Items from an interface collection
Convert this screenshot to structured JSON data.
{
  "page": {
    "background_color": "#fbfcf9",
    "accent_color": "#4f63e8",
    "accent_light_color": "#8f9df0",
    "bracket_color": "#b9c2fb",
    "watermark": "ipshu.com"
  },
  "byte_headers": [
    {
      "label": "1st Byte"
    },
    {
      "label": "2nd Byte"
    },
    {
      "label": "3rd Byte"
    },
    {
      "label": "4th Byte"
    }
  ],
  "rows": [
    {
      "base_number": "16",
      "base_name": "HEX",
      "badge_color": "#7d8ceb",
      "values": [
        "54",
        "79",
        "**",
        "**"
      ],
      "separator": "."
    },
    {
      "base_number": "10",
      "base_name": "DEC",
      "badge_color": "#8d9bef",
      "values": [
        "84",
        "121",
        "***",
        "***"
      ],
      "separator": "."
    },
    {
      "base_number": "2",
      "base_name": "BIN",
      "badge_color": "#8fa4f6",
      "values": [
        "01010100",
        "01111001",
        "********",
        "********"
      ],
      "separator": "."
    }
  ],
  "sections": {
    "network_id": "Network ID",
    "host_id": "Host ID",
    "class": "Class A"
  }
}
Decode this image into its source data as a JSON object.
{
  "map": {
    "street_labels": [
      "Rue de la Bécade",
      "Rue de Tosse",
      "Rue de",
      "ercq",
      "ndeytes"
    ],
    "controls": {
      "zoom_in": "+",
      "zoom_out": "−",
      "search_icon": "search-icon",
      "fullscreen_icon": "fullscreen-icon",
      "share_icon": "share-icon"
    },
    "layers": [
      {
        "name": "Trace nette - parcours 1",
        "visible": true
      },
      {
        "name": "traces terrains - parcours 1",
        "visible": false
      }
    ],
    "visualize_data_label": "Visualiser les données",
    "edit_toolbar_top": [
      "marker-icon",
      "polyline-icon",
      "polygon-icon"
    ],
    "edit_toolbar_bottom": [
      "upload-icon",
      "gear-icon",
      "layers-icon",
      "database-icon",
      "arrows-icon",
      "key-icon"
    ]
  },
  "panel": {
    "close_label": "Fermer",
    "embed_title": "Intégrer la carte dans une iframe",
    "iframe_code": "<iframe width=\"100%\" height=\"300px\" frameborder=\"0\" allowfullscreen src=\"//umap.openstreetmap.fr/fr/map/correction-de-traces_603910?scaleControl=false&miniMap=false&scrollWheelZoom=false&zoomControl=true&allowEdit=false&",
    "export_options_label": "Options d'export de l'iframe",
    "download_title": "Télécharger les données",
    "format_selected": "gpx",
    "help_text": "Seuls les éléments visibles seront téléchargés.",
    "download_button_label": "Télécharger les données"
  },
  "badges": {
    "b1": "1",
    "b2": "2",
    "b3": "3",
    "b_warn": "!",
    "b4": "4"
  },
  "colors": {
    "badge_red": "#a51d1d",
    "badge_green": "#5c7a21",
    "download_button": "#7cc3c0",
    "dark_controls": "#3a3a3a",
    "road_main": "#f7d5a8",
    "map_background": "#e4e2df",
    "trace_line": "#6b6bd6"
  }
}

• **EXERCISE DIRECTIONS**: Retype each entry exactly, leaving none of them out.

• **RESPONSE TO THIS EXERCISE**:
Convert this screenshot to structured JSON data.
{
  "page": {
    "background_color": "#fbfcf9",
    "accent_color": "#4f63e8",
    "accent_light_color": "#8f9df0",
    "bracket_color": "#b9c2fb",
    "watermark": "ipshu.com"
  },
  "byte_headers": [
    {
      "label": "1st Byte"
    },
    {
      "label": "2nd Byte"
    },
    {
      "label": "3rd Byte"
    },
    {
      "label": "4th Byte"
    }
  ],
  "rows": [
    {
      "base_number": "16",
      "base_name": "HEX",
      "badge_color": "#7d8ceb",
      "values": [
        "54",
        "79",
        "**",
        "**"
      ],
      "separator": "."
    },
    {
      "base_number": "10",
      "base_name": "DEC",
      "badge_color": "#8d9bef",
      "values": [
        "84",
        "121",
        "***",
        "***"
      ],
      "separator": "."
    },
    {
      "base_number": "2",
      "base_name": "BIN",
      "badge_color": "#8fa4f6",
      "values": [
        "01010100",
        "01111001",
        "********",
        "********"
      ],
      "separator": "."
    }
  ],
  "sections": {
    "network_id": "Network ID",
    "host_id": "Host ID",
    "class": "Class A"
  }
}
Decode this image into its source data as a JSON object.
{
  "map": {
    "street_labels": [
      "Rue de la Bécade",
      "Rue de Tosse",
      "Rue de",
      "ercq",
      "ndeytes"
    ],
    "controls": {
      "zoom_in": "+",
      "zoom_out": "−",
      "search_icon": "search-icon",
      "fullscreen_icon": "fullscreen-icon",
      "share_icon": "share-icon"
    },
    "layers": [
      {
        "name": "Trace nette - parcours 1",
        "visible": true
      },
      {
        "name": "traces terrains - parcours 1",
        "visible": false
      }
    ],
    "visualize_data_label": "Visualiser les données",
    "edit_toolbar_top": [
      "marker-icon",
      "polyline-icon",
      "polygon-icon"
    ],
    "edit_toolbar_bottom": [
      "upload-icon",
      "gear-icon",
      "layers-icon",
      "database-icon",
      "arrows-icon",
      "key-icon"
    ]
  },
  "panel": {
    "close_label": "Fermer",
    "embed_title": "Intégrer la carte dans une iframe",
    "iframe_code": "<iframe width=\"100%\" height=\"300px\" frameborder=\"0\" allowfullscreen src=\"//umap.openstreetmap.fr/fr/map/correction-de-traces_603910?scaleControl=false&miniMap=false&scrollWheelZoom=false&zoomControl=true&allowEdit=false&",
    "export_options_label": "Options d'export de l'iframe",
    "download_title": "Télécharger les données",
    "format_selected": "gpx",
    "help_text": "Seuls les éléments visibles seront téléchargés.",
    "download_button_label": "Télécharger les données"
  },
  "badges": {
    "b1": "1",
    "b2": "2",
    "b3": "3",
    "b_warn": "!",
    "b4": "4"
  },
  "colors": {
    "badge_red": "#a51d1d",
    "badge_green": "#5c7a21",
    "download_button": "#7cc3c0",
    "dark_controls": "#3a3a3a",
    "road_main": "#f7d5a8",
    "map_background": "#e4e2df",
    "trace_line": "#6b6bd6"
  }
}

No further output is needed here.